- Oil Production: Olive oil is a key product of olive trees and is known for its health benefits. Olive oil is rich in monounsaturated fats, antioxidants, and anti-inflammatory compounds.
- Culinary Uses: Olives are used in various culinary applications. They can be eaten as a snack, added to salads, incorporated into dishes like pasta and pizza, and used to make olive pastes and tapenades.
- Wood: Olive wood is prized for its beauty and durability. It is often used for making furniture, kitchen utensils, and decorative items.
- Shade and Ornamental Value: Olive trees provide shade and have ornamental value in landscapes. They are commonly planted in gardens and along streets.

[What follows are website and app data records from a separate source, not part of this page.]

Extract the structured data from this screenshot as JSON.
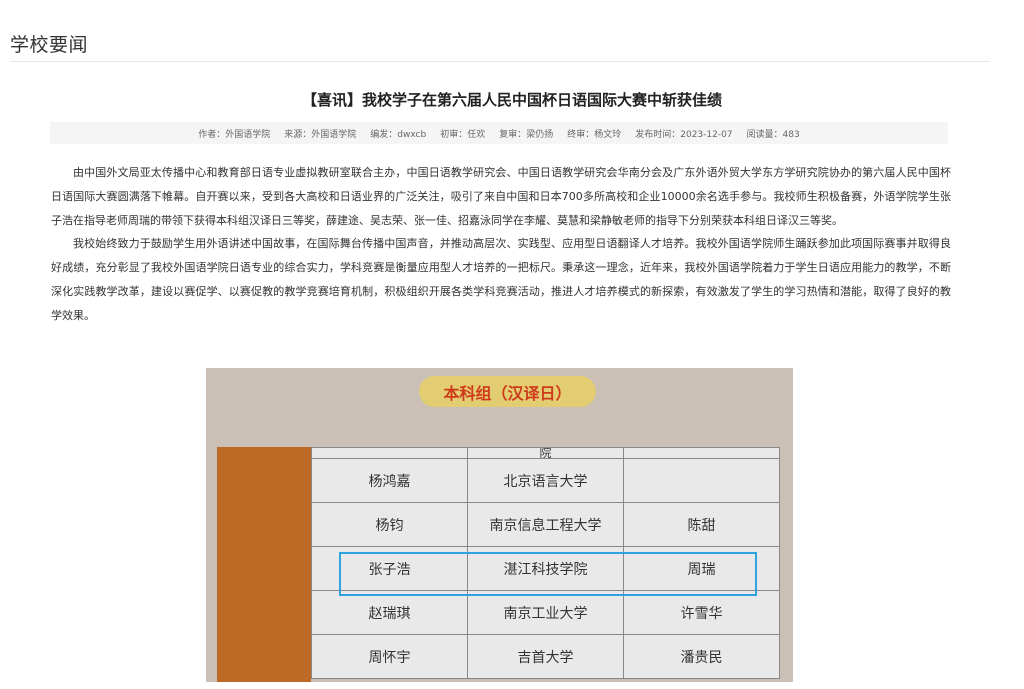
{
  "section": {
    "title": "学校要闻"
  },
  "article": {
    "title": "【喜讯】我校学子在第六届人民中国杯日语国际大赛中斩获佳绩",
    "meta": {
      "author": "作者：外国语学院",
      "source": "来源：外国语学院",
      "editor": "编发：dwxcb",
      "first_review": "初审：任欢",
      "second_review": "复审：梁仍扬",
      "final_review": "终审：杨文玲",
      "publish_time": "发布时间：2023-12-07",
      "views": "阅读量：483"
    },
    "paragraphs": [
      "由中国外文局亚太传播中心和教育部日语专业虚拟教研室联合主办，中国日语教学研究会、中国日语教学研究会华南分会及广东外语外贸大学东方学研究院协办的第六届人民中国杯日语国际大赛圆满落下帷幕。自开赛以来，受到各大高校和日语业界的广泛关注，吸引了来自中国和日本700多所高校和企业10000余名选手参与。我校师生积极备赛，外语学院学生张子浩在指导老师周瑞的带领下获得本科组汉译日三等奖，薛建途、吴志荣、张一佳、招嘉泳同学在李耀、莫慧和梁静敏老师的指导下分别荣获本科组日译汉三等奖。",
      "我校始终致力于鼓励学生用外语讲述中国故事，在国际舞台传播中国声音，并推动高层次、实践型、应用型日语翻译人才培养。我校外国语学院师生踊跃参加此项国际赛事并取得良好成绩，充分彰显了我校外国语学院日语专业的综合实力，学科竞赛是衡量应用型人才培养的一把标尺。秉承这一理念，近年来，我校外国语学院着力于学生日语应用能力的教学，不断深化实践教学改革，建设以赛促学、以赛促教的教学竞赛培育机制，积极组织开展各类学科竞赛活动，推进人才培养模式的新探索，有效激发了学生的学习热情和潜能，取得了良好的教学效果。"
    ]
  },
  "figure": {
    "title": "本科组（汉译日）",
    "partial_header": [
      "",
      "院",
      ""
    ],
    "rows": [
      [
        "杨鸿嘉",
        "北京语言大学",
        ""
      ],
      [
        "杨钧",
        "南京信息工程大学",
        "陈甜"
      ],
      [
        "张子浩",
        "湛江科技学院",
        "周瑞"
      ],
      [
        "赵瑞琪",
        "南京工业大学",
        "许雪华"
      ],
      [
        "周怀宇",
        "吉首大学",
        "潘贵民"
      ]
    ],
    "highlight_color": "#2fa3e0"
  }
}
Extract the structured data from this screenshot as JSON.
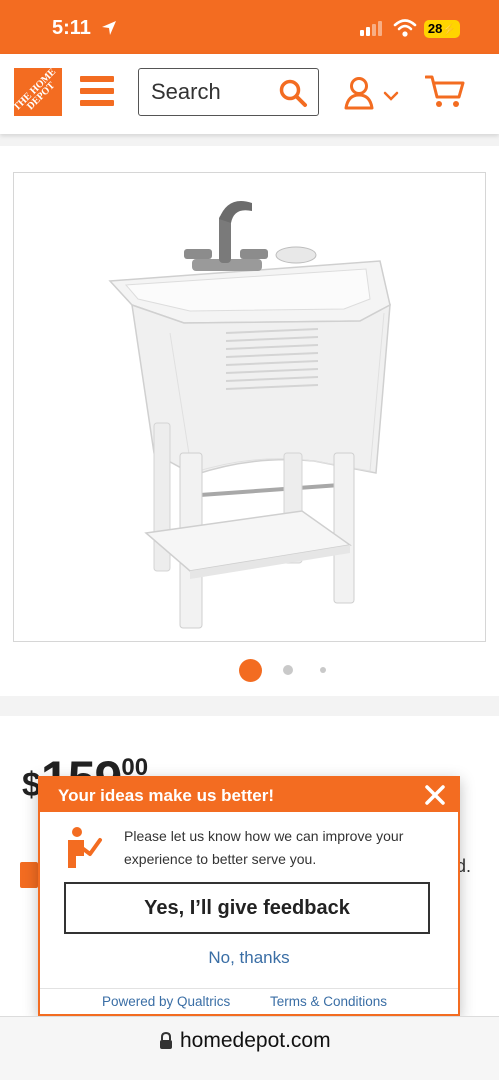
{
  "status_bar": {
    "time": "5:11",
    "battery": "28",
    "icons": [
      "location-arrow-icon",
      "signal-icon",
      "wifi-icon",
      "battery-icon"
    ]
  },
  "header": {
    "logo_text": "THE HOME DEPOT",
    "search_placeholder": "Search",
    "icons": [
      "hamburger-menu-icon",
      "search-icon",
      "account-icon",
      "chevron-down-icon",
      "cart-icon"
    ]
  },
  "gallery": {
    "image_alt": "White freestanding utility laundry sink with faucet and bottom shelf",
    "dot_count": 3,
    "active_dot": 0
  },
  "product": {
    "price_dollar_sign": "$",
    "price_whole": "159",
    "price_cents": "00",
    "partial_text": "d."
  },
  "feedback_dialog": {
    "title": "Your ideas make us better!",
    "message": "Please let us know how we can improve your experience to better serve you.",
    "primary_button": "Yes, I’ll give feedback",
    "secondary_link": "No, thanks",
    "powered_by": "Powered by Qualtrics",
    "terms": "Terms & Conditions"
  },
  "url_bar": {
    "url": "homedepot.com"
  },
  "colors": {
    "brand_orange": "#f36c21",
    "link_blue": "#3a6ea5",
    "battery_yellow": "#ffd400"
  }
}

- Soil Erosion Control: The extensive root system of olive trees helps prevent soil erosion, making them valuable for soil conservation efforts.
- Medicinal Uses: Olive leaves and olive leaf extracts have been used in traditional medicine for their potential health benefits. They are believed to have antioxidant and anti-inflammatory properties.
- Cultural Significance: Olive trees have cultural and historical significance in many Mediterranean countries and are associated with traditions, symbolism, and religious ceremonies.
- Biodiversity: Olive groves can support biodiversity by providing habitat for various plant and animal species.
- Sustainable Agriculture: Olive cultivation is often considered environmentally friendly due to its minimal water requirements and the ability of olive trees to thrive in semi-arid conditions.
- Economic Importance: Olive cultivation is a significant contributor to the economies of many Mediterranean countries and regions. It supports livelihoods through farming, olive oil production, and related industries.
It’s important to note that the properties and uses of olive trees can vary depending on factors such as the variety of olive tree, climate, and agricultural practices. Olive trees have a rich history and continue to be a valuable and versatile resource in various aspects of human life, from agriculture to culture and cuisine. Where do green and black olives grow? >>